§ DESCRIPTION OF THE TASK
Because the listing below is to be kept intact, restate all of it word for word.

———

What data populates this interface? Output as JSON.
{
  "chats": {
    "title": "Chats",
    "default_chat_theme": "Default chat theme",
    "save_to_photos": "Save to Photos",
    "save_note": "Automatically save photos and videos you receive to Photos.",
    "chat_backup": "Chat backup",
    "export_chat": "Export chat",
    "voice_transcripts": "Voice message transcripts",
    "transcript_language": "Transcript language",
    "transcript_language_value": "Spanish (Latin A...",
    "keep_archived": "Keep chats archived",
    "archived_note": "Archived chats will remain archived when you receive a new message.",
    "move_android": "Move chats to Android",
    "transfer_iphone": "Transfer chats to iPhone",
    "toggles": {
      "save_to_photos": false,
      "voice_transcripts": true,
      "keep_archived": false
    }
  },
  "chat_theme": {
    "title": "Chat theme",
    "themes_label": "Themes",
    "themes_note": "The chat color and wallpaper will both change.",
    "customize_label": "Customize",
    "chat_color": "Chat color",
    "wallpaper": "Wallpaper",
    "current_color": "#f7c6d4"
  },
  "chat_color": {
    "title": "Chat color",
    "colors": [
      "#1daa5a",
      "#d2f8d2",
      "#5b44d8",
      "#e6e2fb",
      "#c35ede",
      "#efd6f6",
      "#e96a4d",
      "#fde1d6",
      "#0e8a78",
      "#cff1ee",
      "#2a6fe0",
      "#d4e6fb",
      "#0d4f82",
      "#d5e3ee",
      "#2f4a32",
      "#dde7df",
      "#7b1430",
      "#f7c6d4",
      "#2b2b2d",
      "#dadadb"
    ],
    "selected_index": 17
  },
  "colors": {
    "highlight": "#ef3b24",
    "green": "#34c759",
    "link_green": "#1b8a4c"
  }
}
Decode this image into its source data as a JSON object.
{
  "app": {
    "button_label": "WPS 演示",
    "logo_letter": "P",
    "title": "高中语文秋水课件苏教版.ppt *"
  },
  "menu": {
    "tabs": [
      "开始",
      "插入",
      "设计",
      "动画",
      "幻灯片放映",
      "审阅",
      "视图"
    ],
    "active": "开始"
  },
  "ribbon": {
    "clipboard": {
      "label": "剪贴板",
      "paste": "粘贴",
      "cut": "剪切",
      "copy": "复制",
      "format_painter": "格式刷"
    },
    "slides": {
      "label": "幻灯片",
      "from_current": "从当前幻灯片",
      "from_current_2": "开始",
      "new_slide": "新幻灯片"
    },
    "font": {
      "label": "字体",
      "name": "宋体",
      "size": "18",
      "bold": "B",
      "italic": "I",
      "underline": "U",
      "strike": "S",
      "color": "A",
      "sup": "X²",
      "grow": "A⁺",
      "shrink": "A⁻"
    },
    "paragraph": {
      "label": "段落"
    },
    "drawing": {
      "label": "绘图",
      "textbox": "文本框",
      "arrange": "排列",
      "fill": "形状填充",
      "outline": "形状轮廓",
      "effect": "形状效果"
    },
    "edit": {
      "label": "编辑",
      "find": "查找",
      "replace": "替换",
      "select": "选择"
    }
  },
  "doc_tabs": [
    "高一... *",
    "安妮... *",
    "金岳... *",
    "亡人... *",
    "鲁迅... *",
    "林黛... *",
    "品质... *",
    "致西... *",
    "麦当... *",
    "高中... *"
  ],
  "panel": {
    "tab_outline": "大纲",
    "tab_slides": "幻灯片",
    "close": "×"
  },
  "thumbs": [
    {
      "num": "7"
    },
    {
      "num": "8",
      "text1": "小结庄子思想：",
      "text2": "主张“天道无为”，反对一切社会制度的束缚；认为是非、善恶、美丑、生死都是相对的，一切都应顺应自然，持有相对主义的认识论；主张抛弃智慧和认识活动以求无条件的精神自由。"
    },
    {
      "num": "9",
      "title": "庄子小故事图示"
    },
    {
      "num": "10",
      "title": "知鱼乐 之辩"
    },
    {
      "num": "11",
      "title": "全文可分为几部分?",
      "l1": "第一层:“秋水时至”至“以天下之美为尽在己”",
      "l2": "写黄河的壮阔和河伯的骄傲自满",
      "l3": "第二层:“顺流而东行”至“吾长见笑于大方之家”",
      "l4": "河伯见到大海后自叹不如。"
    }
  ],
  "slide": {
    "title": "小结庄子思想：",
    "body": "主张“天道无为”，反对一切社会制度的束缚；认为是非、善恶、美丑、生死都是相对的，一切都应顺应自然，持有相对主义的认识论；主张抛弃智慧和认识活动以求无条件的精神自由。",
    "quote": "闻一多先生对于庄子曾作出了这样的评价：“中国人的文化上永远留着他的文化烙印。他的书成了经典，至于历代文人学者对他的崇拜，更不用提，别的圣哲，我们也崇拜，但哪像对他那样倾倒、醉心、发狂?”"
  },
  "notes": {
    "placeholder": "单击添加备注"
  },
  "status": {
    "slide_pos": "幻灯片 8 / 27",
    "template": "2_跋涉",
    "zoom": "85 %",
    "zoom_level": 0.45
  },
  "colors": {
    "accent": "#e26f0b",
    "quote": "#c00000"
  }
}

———

§ ANSWER FOR THE TASK
What data populates this interface? Output as JSON.
{
  "chats": {
    "title": "Chats",
    "default_chat_theme": "Default chat theme",
    "save_to_photos": "Save to Photos",
    "save_note": "Automatically save photos and videos you receive to Photos.",
    "chat_backup": "Chat backup",
    "export_chat": "Export chat",
    "voice_transcripts": "Voice message transcripts",
    "transcript_language": "Transcript language",
    "transcript_language_value": "Spanish (Latin A...",
    "keep_archived": "Keep chats archived",
    "archived_note": "Archived chats will remain archived when you receive a new message.",
    "move_android": "Move chats to Android",
    "transfer_iphone": "Transfer chats to iPhone",
    "toggles": {
      "save_to_photos": false,
      "voice_transcripts": true,
      "keep_archived": false
    }
  },
  "chat_theme": {
    "title": "Chat theme",
    "themes_label": "Themes",
    "themes_note": "The chat color and wallpaper will both change.",
    "customize_label": "Customize",
    "chat_color": "Chat color",
    "wallpaper": "Wallpaper",
    "current_color": "#f7c6d4"
  },
  "chat_color": {
    "title": "Chat color",
    "colors": [
      "#1daa5a",
      "#d2f8d2",
      "#5b44d8",
      "#e6e2fb",
      "#c35ede",
      "#efd6f6",
      "#e96a4d",
      "#fde1d6",
      "#0e8a78",
      "#cff1ee",
      "#2a6fe0",
      "#d4e6fb",
      "#0d4f82",
      "#d5e3ee",
      "#2f4a32",
      "#dde7df",
      "#7b1430",
      "#f7c6d4",
      "#2b2b2d",
      "#dadadb"
    ],
    "selected_index": 17
  },
  "colors": {
    "highlight": "#ef3b24",
    "green": "#34c759",
    "link_green": "#1b8a4c"
  }
}
Decode this image into its source data as a JSON object.
{
  "app": {
    "button_label": "WPS 演示",
    "logo_letter": "P",
    "title": "高中语文秋水课件苏教版.ppt *"
  },
  "menu": {
    "tabs": [
      "开始",
      "插入",
      "设计",
      "动画",
      "幻灯片放映",
      "审阅",
      "视图"
    ],
    "active": "开始"
  },
  "ribbon": {
    "clipboard": {
      "label": "剪贴板",
      "paste": "粘贴",
      "cut": "剪切",
      "copy": "复制",
      "format_painter": "格式刷"
    },
    "slides": {
      "label": "幻灯片",
      "from_current": "从当前幻灯片",
      "from_current_2": "开始",
      "new_slide": "新幻灯片"
    },
    "font": {
      "label": "字体",
      "name": "宋体",
      "size": "18",
      "bold": "B",
      "italic": "I",
      "underline": "U",
      "strike": "S",
      "color": "A",
      "sup": "X²",
      "grow": "A⁺",
      "shrink": "A⁻"
    },
    "paragraph": {
      "label": "段落"
    },
    "drawing": {
      "label": "绘图",
      "textbox": "文本框",
      "arrange": "排列",
      "fill": "形状填充",
      "outline": "形状轮廓",
      "effect": "形状效果"
    },
    "edit": {
      "label": "编辑",
      "find": "查找",
      "replace": "替换",
      "select": "选择"
    }
  },
  "doc_tabs": [
    "高一... *",
    "安妮... *",
    "金岳... *",
    "亡人... *",
    "鲁迅... *",
    "林黛... *",
    "品质... *",
    "致西... *",
    "麦当... *",
    "高中... *"
  ],
  "panel": {
    "tab_outline": "大纲",
    "tab_slides": "幻灯片",
    "close": "×"
  },
  "thumbs": [
    {
      "num": "7"
    },
    {
      "num": "8",
      "text1": "小结庄子思想：",
      "text2": "主张“天道无为”，反对一切社会制度的束缚；认为是非、善恶、美丑、生死都是相对的，一切都应顺应自然，持有相对主义的认识论；主张抛弃智慧和认识活动以求无条件的精神自由。"
    },
    {
      "num": "9",
      "title": "庄子小故事图示"
    },
    {
      "num": "10",
      "title": "知鱼乐 之辩"
    },
    {
      "num": "11",
      "title": "全文可分为几部分?",
      "l1": "第一层:“秋水时至”至“以天下之美为尽在己”",
      "l2": "写黄河的壮阔和河伯的骄傲自满",
      "l3": "第二层:“顺流而东行”至“吾长见笑于大方之家”",
      "l4": "河伯见到大海后自叹不如。"
    }
  ],
  "slide": {
    "title": "小结庄子思想：",
    "body": "主张“天道无为”，反对一切社会制度的束缚；认为是非、善恶、美丑、生死都是相对的，一切都应顺应自然，持有相对主义的认识论；主张抛弃智慧和认识活动以求无条件的精神自由。",
    "quote": "闻一多先生对于庄子曾作出了这样的评价：“中国人的文化上永远留着他的文化烙印。他的书成了经典，至于历代文人学者对他的崇拜，更不用提，别的圣哲，我们也崇拜，但哪像对他那样倾倒、醉心、发狂?”"
  },
  "notes": {
    "placeholder": "单击添加备注"
  },
  "status": {
    "slide_pos": "幻灯片 8 / 27",
    "template": "2_跋涉",
    "zoom": "85 %",
    "zoom_level": 0.45
  },
  "colors": {
    "accent": "#e26f0b",
    "quote": "#c00000"
  }
}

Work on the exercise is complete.